In “Last Car Over the Sagamore Bridge,” Peter Orner, author of the highly regarded novels “Love and Shame and Love” (2011) and “The Second Coming of Mavala ShiKongo” (2006), as well as the acclaimed story collection “Esther Stories” (2001), makes his much-anticipated return to the short form with a magnificent and moving mosaic of remarkable narratives.
Many of the stories and vignettes in “Last Car Over the Sagamore Bridge” are an impeccable page or two in length, and this poetic attention to language and ability to compress, to linger astutely and affectingly in the essential moment rather than become overly and unnecessarily consumed by the “what next?” questions and concerns of plotting, is perhaps the greatest strength of Orner’s writing.
In his 1989 interview with Paris Review, William Trevor — elder statesman of Irish literature, as well as one of our greatest contemporary writers of short fiction — provided this response when asked for his definition of a short story:
“I think it is the art of the glimpse. If the novel is like an intricate Renaissance painting, the short story is an impressionist painting. It should be an explosion of truth. Its strength lies in what it leaves out just as much as what it puts in, if not more. It is concerned with the total exclusion of meaninglessness. Life, on the other hand, is meaningless most of the time. The novel imitates life, where the short story is bony, and cannot wander. It is essential art.”

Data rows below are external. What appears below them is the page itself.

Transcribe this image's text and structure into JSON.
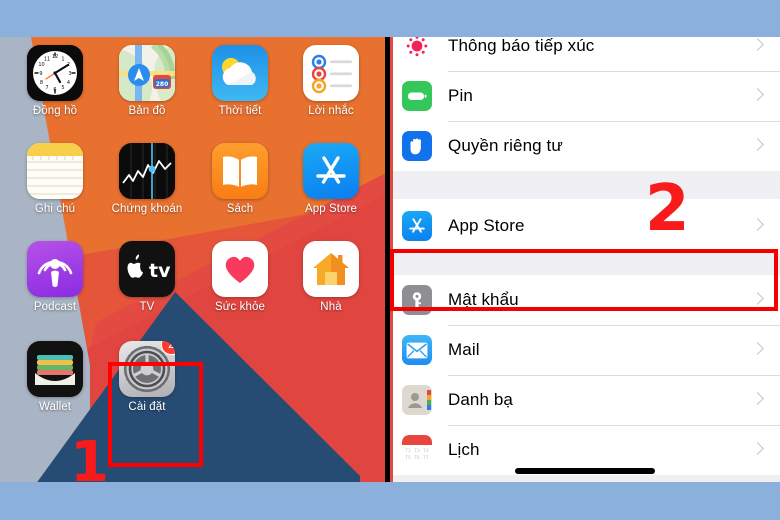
{
  "meta": {
    "annotation_color": "#f40000",
    "marker_color": "#f91b1b",
    "backdrop_color": "#8cb0dc"
  },
  "home_screen": {
    "name": "iphone-home-screen",
    "wallpaper_colors": [
      "#e8712f",
      "#e34b42",
      "#a9b4c4",
      "#274c74"
    ],
    "apps": [
      {
        "label": "Đồng hồ",
        "icon": "clock-icon",
        "badge": null
      },
      {
        "label": "Bản đồ",
        "icon": "maps-icon",
        "badge": null
      },
      {
        "label": "Thời tiết",
        "icon": "weather-icon",
        "badge": null
      },
      {
        "label": "Lời nhắc",
        "icon": "reminders-icon",
        "badge": null
      },
      {
        "label": "Ghi chú",
        "icon": "notes-icon",
        "badge": null
      },
      {
        "label": "Chứng khoán",
        "icon": "stocks-icon",
        "badge": null
      },
      {
        "label": "Sách",
        "icon": "books-icon",
        "badge": null
      },
      {
        "label": "App Store",
        "icon": "appstore-icon",
        "badge": null
      },
      {
        "label": "Podcast",
        "icon": "podcasts-icon",
        "badge": null
      },
      {
        "label": "TV",
        "icon": "appletv-icon",
        "badge": null
      },
      {
        "label": "Sức khỏe",
        "icon": "health-icon",
        "badge": null
      },
      {
        "label": "Nhà",
        "icon": "home-icon",
        "badge": null
      },
      {
        "label": "Wallet",
        "icon": "wallet-icon",
        "badge": null
      },
      {
        "label": "Cài đặt",
        "icon": "settings-icon",
        "badge": "2"
      }
    ],
    "step_marker": "1"
  },
  "settings_screen": {
    "name": "ios-settings-list",
    "step_marker": "2",
    "groups": [
      {
        "rows": [
          {
            "label": "Thông báo tiếp xúc",
            "icon": "exposure-notification-icon"
          },
          {
            "label": "Pin",
            "icon": "battery-icon"
          },
          {
            "label": "Quyền riêng tư",
            "icon": "privacy-hand-icon"
          }
        ]
      },
      {
        "rows": [
          {
            "label": "App Store",
            "icon": "appstore-icon",
            "highlighted": true
          }
        ]
      },
      {
        "rows": [
          {
            "label": "Mật khẩu",
            "icon": "passwords-key-icon"
          },
          {
            "label": "Mail",
            "icon": "mail-icon"
          },
          {
            "label": "Danh bạ",
            "icon": "contacts-icon"
          },
          {
            "label": "Lịch",
            "icon": "calendar-icon"
          }
        ]
      }
    ]
  }
}
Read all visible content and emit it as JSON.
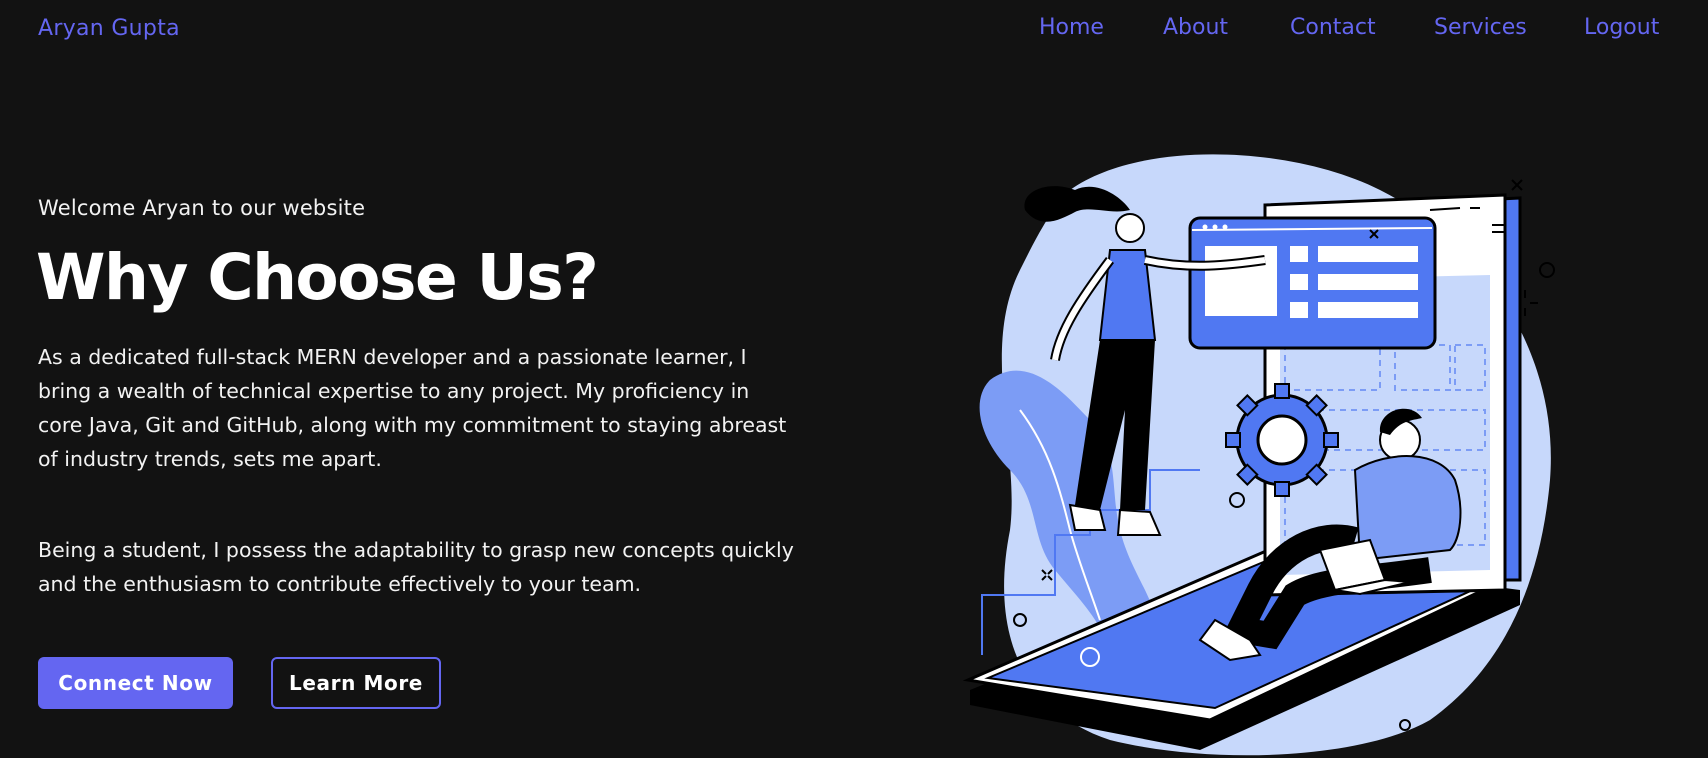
{
  "header": {
    "brand": "Aryan Gupta",
    "nav": [
      "Home",
      "About",
      "Contact",
      "Services",
      "Logout"
    ]
  },
  "hero": {
    "welcome": "Welcome Aryan to our website",
    "title": "Why Choose Us?",
    "paragraph1": "As a dedicated full-stack MERN developer and a passionate learner, I bring a wealth of technical expertise to any project. My proficiency in core Java, Git and GitHub, along with my commitment to staying abreast of industry trends, sets me apart.",
    "paragraph2": "Being a student, I possess the adaptability to grasp new concepts quickly and the enthusiasm to contribute effectively to your team.",
    "primary_button": "Connect Now",
    "secondary_button": "Learn More"
  },
  "colors": {
    "background": "#121212",
    "accent": "#6466f1",
    "illustration_blue": "#5078f2",
    "illustration_light": "#c7d8fb"
  },
  "icons": {
    "illustration": "developers-with-phone-illustration"
  }
}
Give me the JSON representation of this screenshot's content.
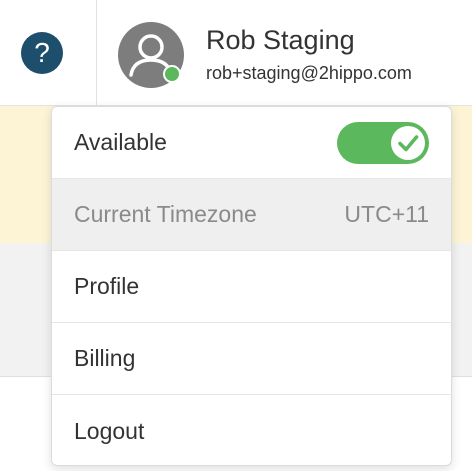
{
  "header": {
    "help_label": "?",
    "user_name": "Rob Staging",
    "user_email": "rob+staging@2hippo.com"
  },
  "menu": {
    "available_label": "Available",
    "available_on": true,
    "timezone_label": "Current Timezone",
    "timezone_value": "UTC+11",
    "profile_label": "Profile",
    "billing_label": "Billing",
    "logout_label": "Logout"
  },
  "icons": {
    "avatar": "user-avatar-icon",
    "status": "online-status-icon",
    "toggle_check": "check-icon"
  },
  "colors": {
    "help_bg": "#1d4e6b",
    "toggle_on": "#5cb85c",
    "status_online": "#5cb85c",
    "notice_bg": "#fdf4d6"
  }
}
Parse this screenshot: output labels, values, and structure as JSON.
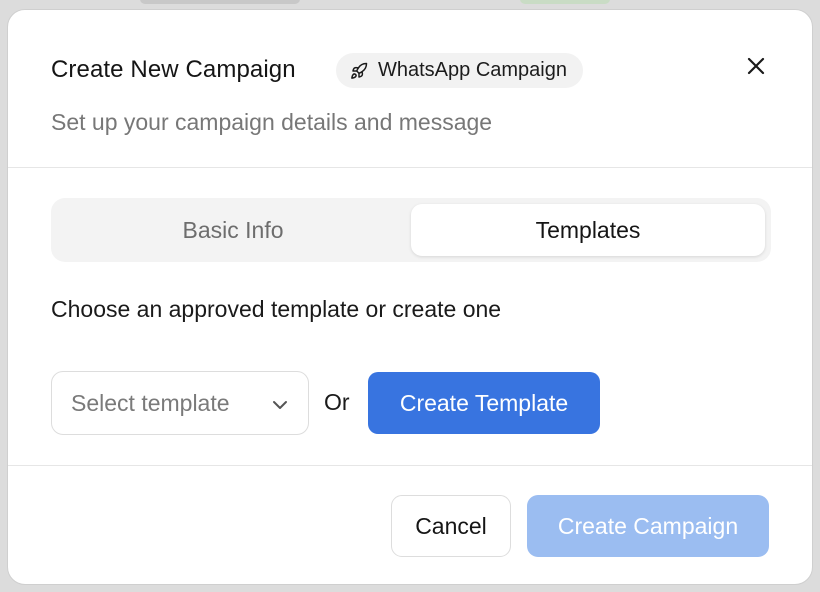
{
  "dialog": {
    "title": "Create New Campaign",
    "badge": {
      "icon": "rocket-icon",
      "label": "WhatsApp Campaign"
    },
    "subtitle": "Set up your campaign details and message",
    "close_icon": "close-icon"
  },
  "tabs": [
    {
      "label": "Basic Info",
      "active": false
    },
    {
      "label": "Templates",
      "active": true
    }
  ],
  "templates_section": {
    "instruction": "Choose an approved template or create one",
    "select": {
      "placeholder": "Select template",
      "icon": "chevron-down-icon"
    },
    "or_text": "Or",
    "create_template_label": "Create Template"
  },
  "footer": {
    "cancel_label": "Cancel",
    "create_campaign_label": "Create Campaign",
    "create_campaign_disabled": true
  },
  "colors": {
    "primary": "#3874e0",
    "primary_disabled": "#9bbdf1",
    "muted_text": "#777777",
    "tab_track": "#f3f3f3"
  }
}
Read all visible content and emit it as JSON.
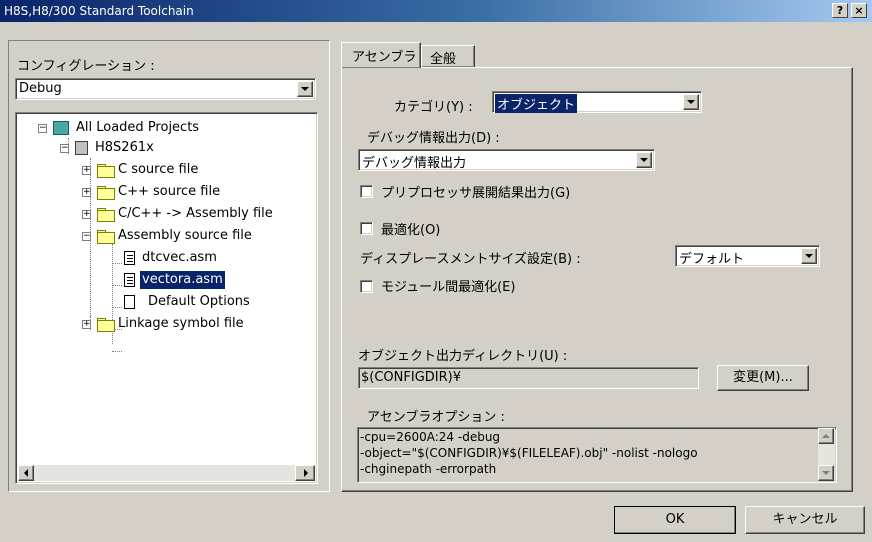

An explosion of truth. If, as writer and critic Randall Jarrell once quipped, a novel is indeed “a prose narrative of some length that has something wrong with it,” the creators of short stories often, and perhaps typically, aspire for something more gemlike in their effect upon the reader. With “Last Car,” Orner has created 51 such carefully carved moments (in a book just under 200 pages in length), a mix of contemporary and historical pieces that provide snapshots of an impressive range of compelling places and characters.
Because of the range of the selections in the book, “Last Car” defies easy descriptions. In these pages we encounter Russian writer Isaac Babel’s final days (“Lubyanka Prison, Moscow, 1940”), Geraldo Rivera’s humiliating encounter with Al Capone’s vault (“Geraldo, 1986”), a paroled killer’s response to a letter from an angry citizen (“Nathan Leopold Writes to Mr. Felix Kleczka of 5383 S. Blackstone”), a woman whose husband dies before their divorce can be finalized (“The Divorce”), an unsolved murder that occurs in the restroom of a Chinese restaurant in a New England strip mall (“February 26, 1995”), and a coming-of-age moment shared by a boy and his brother beneath the same Chappaquiddick bridge where Mary Jo Kopechne met her tragic end (“Dyke Bridge”).
There is also a linked series of stories that revisit the fictional Kaplan family of Fall River, Mass., an array of expertly rendered characters introduced by Orner over a decade ago in “Esther Stories” (and who provide a recurring through-line of sorts for the book — as do several untitled and italicized single-paragraph selections that have the feel of memoir).
So yes, varied subject matter for sure, but Orner’s infatuation with certain themes provides more than enough cohesion to justify and explain the inclusion of each piece. For example, Orner is clearly a writer concerned with politics, both external and personal, as well as the effects of place and time, memory and loss, hidden lives and secrets.
Throughout “Last Car,” Orner explores these common themes, using them to build bridges between these seemingly disparate narratives. Accordingly, however different these stories are superficially, one great triumph of this collection is that they somehow still feel quite connected and fused.
And regarding bridges, both metaphorical and actual, consider the following passage from the title story of the book:
“I drove the last car over the Sagamore Bridge before the state police closed it off. The Cape Cod Canal all atempest beneath. No cars coming, no cars going. The bridge cables flapping like rubber bands. You think in certain circumstances a few thousand feet of bridge isn’t a thousand miles?”
Like this bridge in this moment, the lengths of these stories seem irrelevant when one considers the power of these essential glimpses Orner gives us. Taken as a whole, this is an important book, one that will wash over readers and create a sensation similar to that of moving slowly through a museum, encountering masterpiece after masterpiece, those impressionistic paintings of which Trevor speaks.
Last Car Over the Sagamore Bridge: Stories
Little, Brown, $25